[EXERCISE MATERIALS — start]

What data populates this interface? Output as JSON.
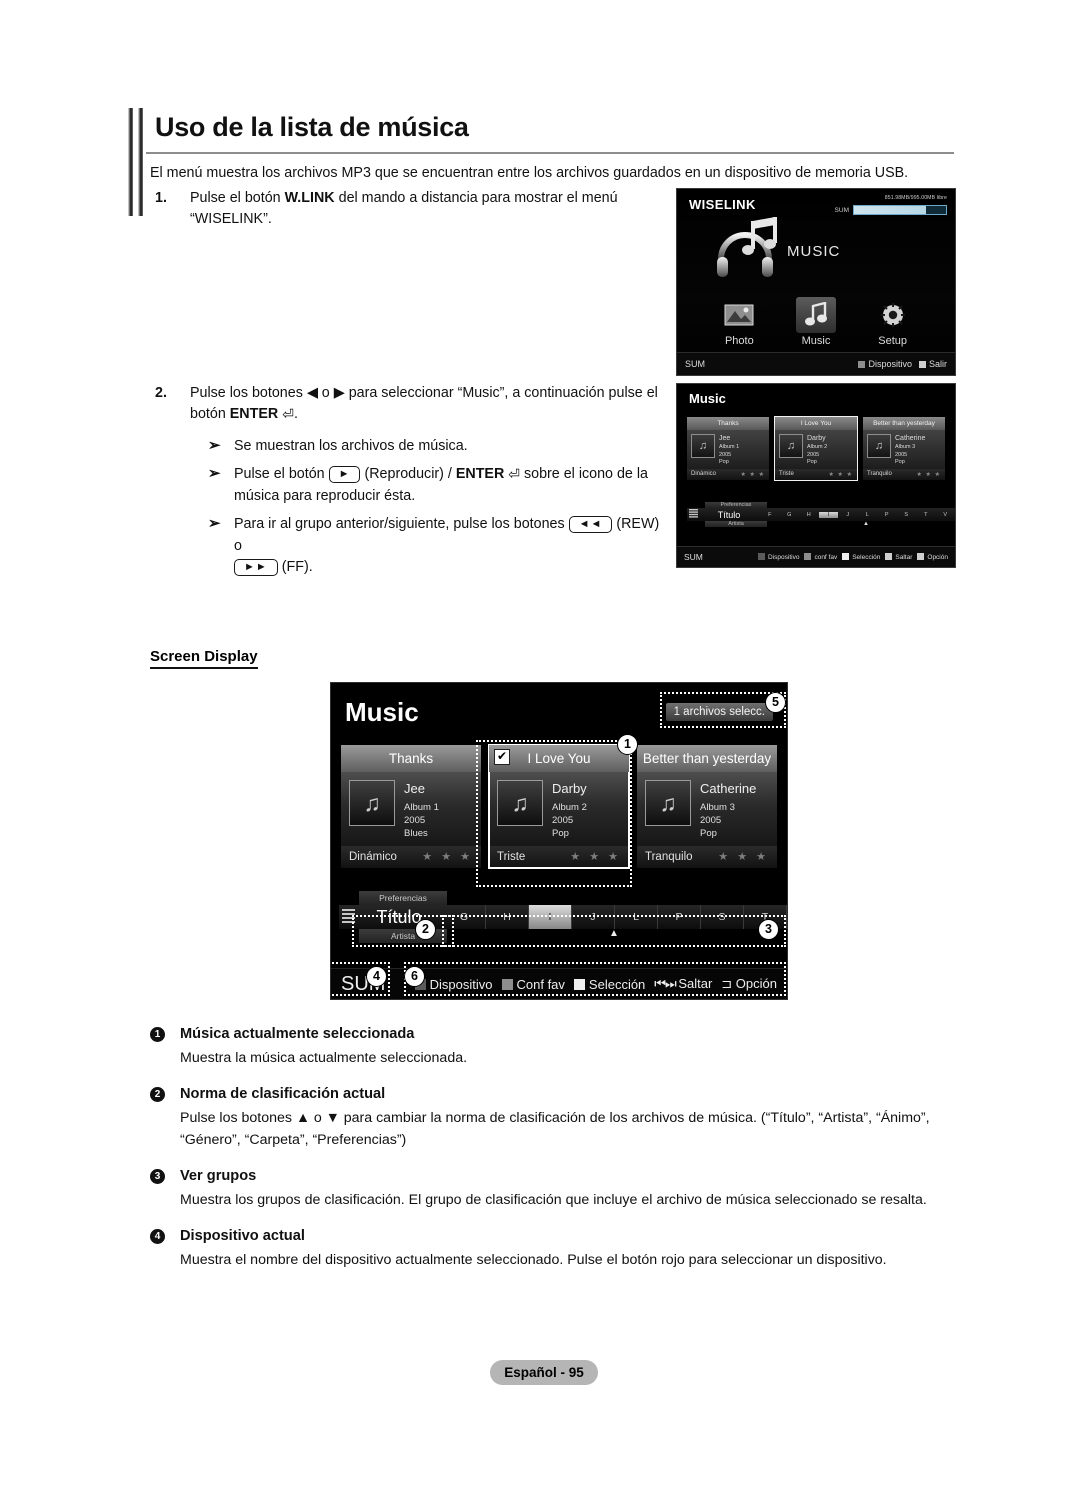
{
  "page": {
    "title": "Uso de la lista de música",
    "intro": "El menú muestra los archivos MP3 que se encuentran entre los archivos guardados en un dispositivo de memoria USB.",
    "footer_label": "Español - 95",
    "screen_display_heading": "Screen Display"
  },
  "steps": [
    {
      "num": "1.",
      "text_a": "Pulse el botón ",
      "bold_a": "W.LINK",
      "text_b": " del mando a distancia para mostrar el menú “WISELINK”."
    },
    {
      "num": "2.",
      "text_a": "Pulse los botones ◀ o ▶ para seleccionar “Music”, a continuación pulse el botón ",
      "bold_a": "ENTER",
      "text_b": ".",
      "substeps": [
        {
          "arrow": "➢",
          "text": "Se muestran los archivos de música."
        },
        {
          "arrow": "➢",
          "pre": "Pulse el botón ",
          "key": "►",
          "mid": " (Reproducir) / ",
          "bold": "ENTER",
          "post": " sobre el icono de la música para reproducir ésta."
        },
        {
          "arrow": "➢",
          "pre": "Para ir al grupo anterior/siguiente, pulse los botones ",
          "key": "◄◄",
          "mid": " (REW) o ",
          "key2": "►►",
          "post": " (FF)."
        }
      ]
    }
  ],
  "wiselink_screen": {
    "title": "WISELINK",
    "capacity_text": "851.98MB/995.00MB libre",
    "capacity_device": "SUM",
    "hero_label": "MUSIC",
    "icons": [
      {
        "label": "Photo",
        "icon": "photo-icon",
        "selected": false
      },
      {
        "label": "Music",
        "icon": "music-note-icon",
        "selected": true
      },
      {
        "label": "Setup",
        "icon": "gear-icon",
        "selected": false
      }
    ],
    "footer_device": "SUM",
    "footer_hints": [
      {
        "swatch": "#8d8d8d",
        "label": "Dispositivo"
      },
      {
        "swatch": "",
        "label": "Salir"
      }
    ]
  },
  "music_small_screen": {
    "title": "Music",
    "cards": [
      {
        "title": "Thanks",
        "artist": "Jee",
        "album": "Album 1",
        "year": "2005",
        "genre": "Pop",
        "mood": "Dinámico",
        "stars": "★ ★ ★",
        "selected": false,
        "checked": false
      },
      {
        "title": "I Love You",
        "artist": "Darby",
        "album": "Album 2",
        "year": "2005",
        "genre": "Pop",
        "mood": "Triste",
        "stars": "★ ★ ★",
        "selected": true,
        "checked": false
      },
      {
        "title": "Better than yesterday",
        "artist": "Catherine",
        "album": "Album 3",
        "year": "2005",
        "genre": "Pop",
        "mood": "Tranquilo",
        "stars": "★ ★ ★",
        "selected": false,
        "checked": false
      }
    ],
    "sort_above": "Preferencias",
    "sort_current": "Título",
    "sort_below": "Artista",
    "letters": [
      "F",
      "G",
      "H",
      "I",
      "J",
      "L",
      "P",
      "S",
      "T",
      "V"
    ],
    "letter_active": "I",
    "footer_device": "SUM",
    "footer_hints": [
      "Dispositivo",
      "conf fav",
      "Selección",
      "Saltar",
      "Opción"
    ]
  },
  "big_screen": {
    "title": "Music",
    "selected_badge": "1 archivos selecc.",
    "cards": [
      {
        "title": "Thanks",
        "artist": "Jee",
        "album": "Album 1",
        "year": "2005",
        "genre": "Blues",
        "mood": "Dinámico",
        "stars": "★ ★ ★",
        "selected": false,
        "checked": false
      },
      {
        "title": "I Love You",
        "artist": "Darby",
        "album": "Album 2",
        "year": "2005",
        "genre": "Pop",
        "mood": "Triste",
        "stars": "★ ★ ★",
        "selected": true,
        "checked": true
      },
      {
        "title": "Better than yesterday",
        "artist": "Catherine",
        "album": "Album 3",
        "year": "2005",
        "genre": "Pop",
        "mood": "Tranquilo",
        "stars": "★ ★ ★",
        "selected": false,
        "checked": false
      }
    ],
    "sort_above": "Preferencias",
    "sort_current": "Título",
    "sort_below": "Artista",
    "letters": [
      "G",
      "H",
      "I",
      "J",
      "L",
      "P",
      "S",
      "T"
    ],
    "letter_active": "I",
    "footer_device": "SUM",
    "footer_hints": [
      {
        "swatch": "#5a5a5a",
        "label": "Dispositivo"
      },
      {
        "swatch": "#8d8d8d",
        "label": "Conf fav"
      },
      {
        "swatch": "#f0f0f0",
        "label": "Selección"
      },
      {
        "swatch": "",
        "label": "Saltar"
      },
      {
        "swatch": "",
        "label": "Opción"
      }
    ],
    "callouts": [
      "1",
      "2",
      "3",
      "4",
      "5",
      "6"
    ]
  },
  "legend": [
    {
      "num": "❶",
      "num_plain": "1",
      "title": "Música actualmente seleccionada",
      "desc": "Muestra la música actualmente seleccionada."
    },
    {
      "num": "❷",
      "num_plain": "2",
      "title": "Norma de clasificación actual",
      "desc": "Pulse los botones ▲ o ▼ para cambiar la norma de clasificación de los archivos de música. (“Título”, “Artista”, “Ánimo”, “Género”, “Carpeta”, “Preferencias”)"
    },
    {
      "num": "❸",
      "num_plain": "3",
      "title": "Ver grupos",
      "desc": "Muestra los grupos de clasificación. El grupo de clasificación que incluye el archivo de música seleccionado se resalta."
    },
    {
      "num": "❹",
      "num_plain": "4",
      "title": "Dispositivo actual",
      "desc": "Muestra el nombre del dispositivo actualmente seleccionado. Pulse el botón rojo para seleccionar un dispositivo."
    }
  ]
}
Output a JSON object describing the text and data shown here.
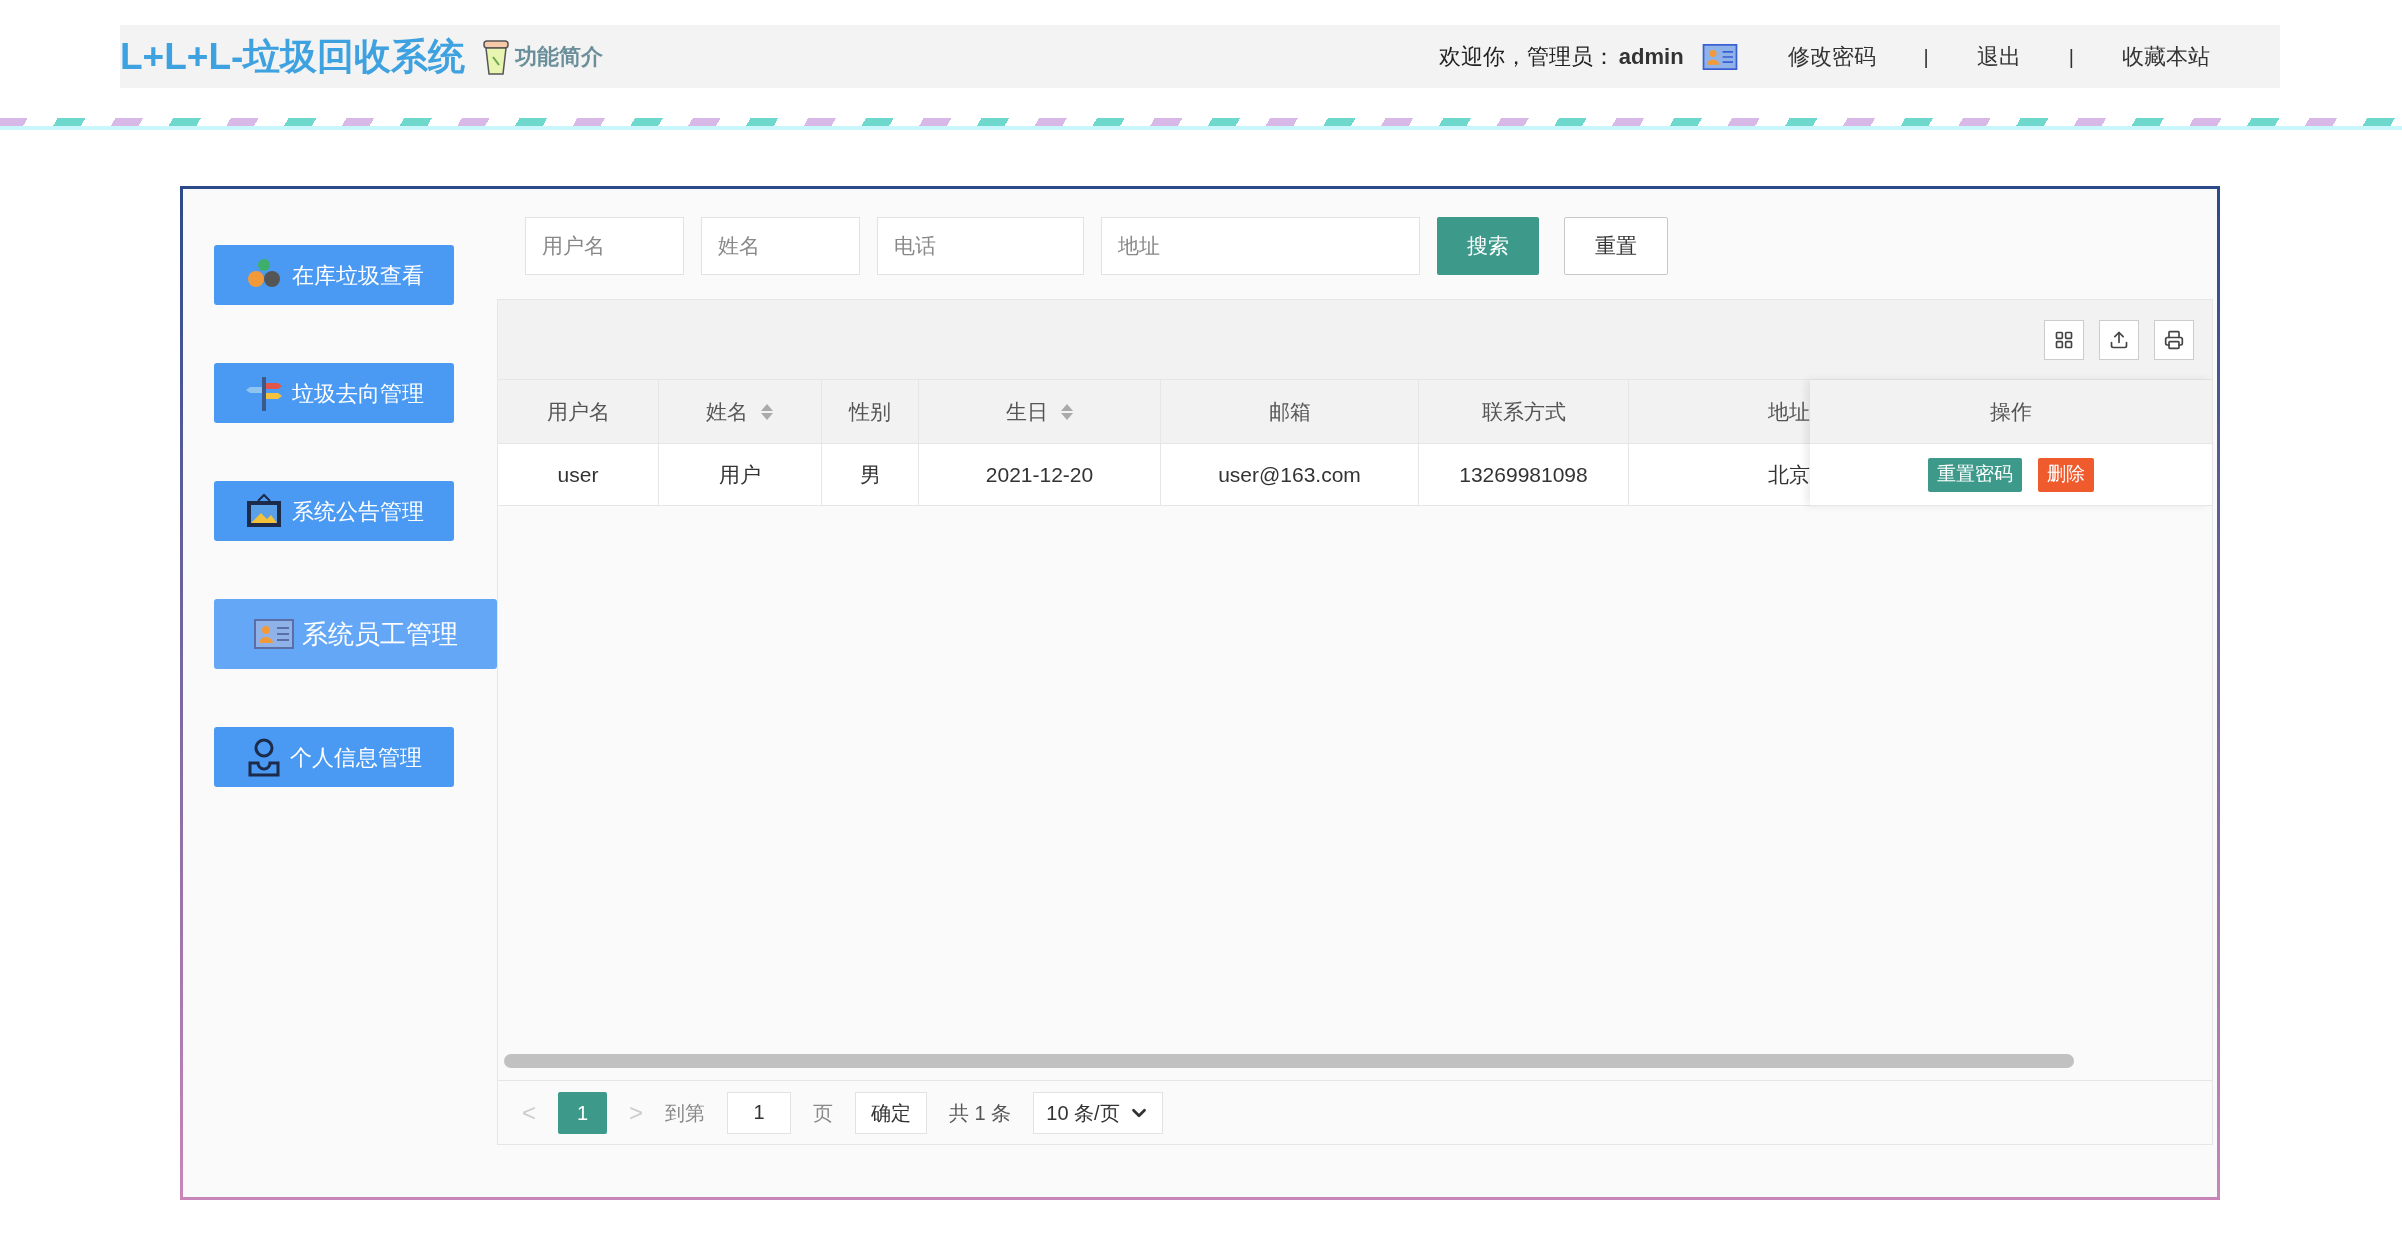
{
  "header": {
    "title": "L+L+L-垃圾回收系统",
    "intro_link": "功能简介",
    "welcome": "欢迎你，管理员：",
    "user": "admin",
    "nav": [
      {
        "kind": "link",
        "text": "修改密码"
      },
      {
        "kind": "separator",
        "text": "|"
      },
      {
        "kind": "link",
        "text": "退出"
      },
      {
        "kind": "separator",
        "text": "|"
      },
      {
        "kind": "link",
        "text": "收藏本站"
      }
    ]
  },
  "sidebar": {
    "items": [
      {
        "label": "在库垃圾查看",
        "selected": false
      },
      {
        "label": "垃圾去向管理",
        "selected": false
      },
      {
        "label": "系统公告管理",
        "selected": false
      },
      {
        "label": "系统员工管理",
        "selected": true
      },
      {
        "label": "个人信息管理",
        "selected": false
      }
    ]
  },
  "search": {
    "fields": [
      {
        "placeholder": "用户名"
      },
      {
        "placeholder": "姓名"
      },
      {
        "placeholder": "电话"
      },
      {
        "placeholder": "地址"
      }
    ],
    "search_button": "搜索",
    "reset_button": "重置"
  },
  "table": {
    "columns": [
      {
        "label": "用户名",
        "sortable": false
      },
      {
        "label": "姓名",
        "sortable": true
      },
      {
        "label": "性别",
        "sortable": false
      },
      {
        "label": "生日",
        "sortable": true
      },
      {
        "label": "邮箱",
        "sortable": false
      },
      {
        "label": "联系方式",
        "sortable": false
      },
      {
        "label": "地址",
        "sortable": false
      },
      {
        "label": "操作",
        "sortable": false
      }
    ],
    "rows": [
      {
        "cells": [
          "user",
          "用户",
          "男",
          "2021-12-20",
          "user@163.com",
          "13269981098",
          "北京"
        ],
        "actions": [
          {
            "kind": "primary",
            "label": "重置密码"
          },
          {
            "kind": "danger",
            "label": "删除"
          }
        ]
      }
    ]
  },
  "pagination": {
    "prev": "<",
    "pages": [
      {
        "label": "1",
        "selected": true
      }
    ],
    "next": ">",
    "goto": "到第",
    "page_value": "1",
    "page_unit": "页",
    "confirm": "确定",
    "total": "共 1 条",
    "page_size": "10 条/页"
  }
}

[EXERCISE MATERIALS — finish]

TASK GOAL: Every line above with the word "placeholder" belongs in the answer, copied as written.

ANSWER TO THIS TASK:
        "placeholder": "用户名"
        "placeholder": "姓名"
        "placeholder": "电话"
        "placeholder": "地址"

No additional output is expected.